You can get a refurbished GTX 1060 6GB for $140 right now on the EVGA B-Stock sale - https://www.evga.com/products/feature.aspx.
However, you will probably need to act quick, they usually do not last long....
I just installed the Noctua UH14S on my AMD 2700x a couple weeks ago. Same mounting system and it was a little tricky. I definitely had to apply some pressure to get the mounting screw to start threading onto the mounts. One suggestion would be to use two screwdrivers and attempt to put pressure on both and try threading at the same time.
For the case, you wouldn't go wrong with the Fractal Design Meshify S2. They also have tempered glass versions. The Define S2 is another option.
For the motherboard, the MSI B450 Pro Carbon AC is a great board with built in WIFI/bluetooth.
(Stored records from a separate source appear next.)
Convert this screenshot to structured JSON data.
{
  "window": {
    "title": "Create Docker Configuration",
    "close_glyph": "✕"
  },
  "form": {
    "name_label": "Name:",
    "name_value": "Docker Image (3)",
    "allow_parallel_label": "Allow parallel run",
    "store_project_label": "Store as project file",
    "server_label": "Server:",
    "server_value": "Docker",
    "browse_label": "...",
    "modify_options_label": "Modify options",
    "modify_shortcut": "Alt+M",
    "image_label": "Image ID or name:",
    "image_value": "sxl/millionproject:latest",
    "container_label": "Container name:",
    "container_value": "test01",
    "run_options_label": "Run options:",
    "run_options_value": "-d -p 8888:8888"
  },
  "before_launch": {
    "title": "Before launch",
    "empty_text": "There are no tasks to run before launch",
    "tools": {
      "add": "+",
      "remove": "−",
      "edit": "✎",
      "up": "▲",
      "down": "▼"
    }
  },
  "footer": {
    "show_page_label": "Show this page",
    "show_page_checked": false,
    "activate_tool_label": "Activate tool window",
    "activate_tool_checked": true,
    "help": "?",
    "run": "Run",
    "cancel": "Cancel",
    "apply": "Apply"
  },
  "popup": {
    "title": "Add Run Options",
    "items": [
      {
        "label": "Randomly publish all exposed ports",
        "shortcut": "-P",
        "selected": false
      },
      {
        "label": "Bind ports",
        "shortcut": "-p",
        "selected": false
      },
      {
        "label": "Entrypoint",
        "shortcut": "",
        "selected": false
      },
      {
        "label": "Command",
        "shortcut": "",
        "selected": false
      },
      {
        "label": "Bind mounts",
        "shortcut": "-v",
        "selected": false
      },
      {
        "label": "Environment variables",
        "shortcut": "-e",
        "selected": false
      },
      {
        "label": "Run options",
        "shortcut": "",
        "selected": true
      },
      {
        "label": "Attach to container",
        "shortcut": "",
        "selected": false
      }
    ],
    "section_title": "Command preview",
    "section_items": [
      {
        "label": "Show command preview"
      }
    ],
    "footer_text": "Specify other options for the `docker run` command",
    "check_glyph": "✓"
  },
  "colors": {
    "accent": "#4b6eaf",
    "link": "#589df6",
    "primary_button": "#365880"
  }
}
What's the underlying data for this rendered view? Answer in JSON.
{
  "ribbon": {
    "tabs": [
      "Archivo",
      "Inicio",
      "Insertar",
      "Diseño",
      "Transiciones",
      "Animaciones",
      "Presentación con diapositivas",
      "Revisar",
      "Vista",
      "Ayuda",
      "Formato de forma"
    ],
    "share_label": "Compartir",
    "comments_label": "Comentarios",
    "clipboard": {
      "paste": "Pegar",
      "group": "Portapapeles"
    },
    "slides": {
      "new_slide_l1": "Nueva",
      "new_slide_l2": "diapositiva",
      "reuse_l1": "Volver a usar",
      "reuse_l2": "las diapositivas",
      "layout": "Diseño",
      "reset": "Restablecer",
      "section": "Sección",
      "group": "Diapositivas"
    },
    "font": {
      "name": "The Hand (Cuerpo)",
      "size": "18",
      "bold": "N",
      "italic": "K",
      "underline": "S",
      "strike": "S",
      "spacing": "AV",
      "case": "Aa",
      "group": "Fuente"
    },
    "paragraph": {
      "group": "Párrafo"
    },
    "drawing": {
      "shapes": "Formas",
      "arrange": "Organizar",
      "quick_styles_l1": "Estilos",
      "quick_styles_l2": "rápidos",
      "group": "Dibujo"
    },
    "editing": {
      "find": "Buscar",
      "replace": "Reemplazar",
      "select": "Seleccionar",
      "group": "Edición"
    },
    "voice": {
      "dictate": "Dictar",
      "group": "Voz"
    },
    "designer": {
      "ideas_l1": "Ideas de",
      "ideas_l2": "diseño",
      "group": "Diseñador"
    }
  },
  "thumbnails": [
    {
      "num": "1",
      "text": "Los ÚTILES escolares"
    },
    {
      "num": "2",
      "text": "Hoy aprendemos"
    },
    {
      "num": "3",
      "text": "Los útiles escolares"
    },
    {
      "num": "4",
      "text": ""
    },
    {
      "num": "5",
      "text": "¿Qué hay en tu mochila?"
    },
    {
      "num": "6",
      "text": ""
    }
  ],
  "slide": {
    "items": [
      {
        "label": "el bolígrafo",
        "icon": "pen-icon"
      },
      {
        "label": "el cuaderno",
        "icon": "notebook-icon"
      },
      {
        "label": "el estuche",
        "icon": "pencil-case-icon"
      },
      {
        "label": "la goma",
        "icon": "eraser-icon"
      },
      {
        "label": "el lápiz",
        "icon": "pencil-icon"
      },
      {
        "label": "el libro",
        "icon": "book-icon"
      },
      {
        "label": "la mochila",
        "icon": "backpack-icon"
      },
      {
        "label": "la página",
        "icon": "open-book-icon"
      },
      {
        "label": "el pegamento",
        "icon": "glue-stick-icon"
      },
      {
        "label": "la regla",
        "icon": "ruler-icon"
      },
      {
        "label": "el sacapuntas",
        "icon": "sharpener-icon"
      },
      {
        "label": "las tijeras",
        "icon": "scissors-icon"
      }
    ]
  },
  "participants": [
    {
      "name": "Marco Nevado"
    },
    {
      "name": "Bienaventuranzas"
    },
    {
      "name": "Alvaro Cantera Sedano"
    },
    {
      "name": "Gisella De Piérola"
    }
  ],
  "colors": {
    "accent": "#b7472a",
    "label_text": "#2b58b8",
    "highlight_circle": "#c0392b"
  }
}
I have the ASRock X470 Master SLI which would meet your requirements. There have been complaints about the VRMs on this board, but I have not had any issues at all (running 2700x CPU and AMD precision boost). There are other X470/B450 boards as well that have built-in WIFI.
Another thing you can consider which would really open up your choices would be to just use a PCI-E card for WIFI. They should run in the $30 - $40 range and can be used in other builds as well if/when needed. For example - https://pcpartpicker.com/product/tTdqqs/gigabyte-wireless-network-card-gcwb867di
Add all of your parts to the System Builder on this site. It will show you your estimated wattage. Then you can determine the best PSU for your needs. Typically it is recommended to be in the 50 - 65% range of the estimated wattage (e.g. if 300w estimated, a 550w PSU would be perfect).
You are missing power supply...
Overlicking and overclocking are both easy, one more so than the other :).
In all seriousness, if you are going with one of the AMD Ryzen x series CPUs, just use the AMD precision boost. It is essentially safely overclocking the CPU for you, without you having to do anything.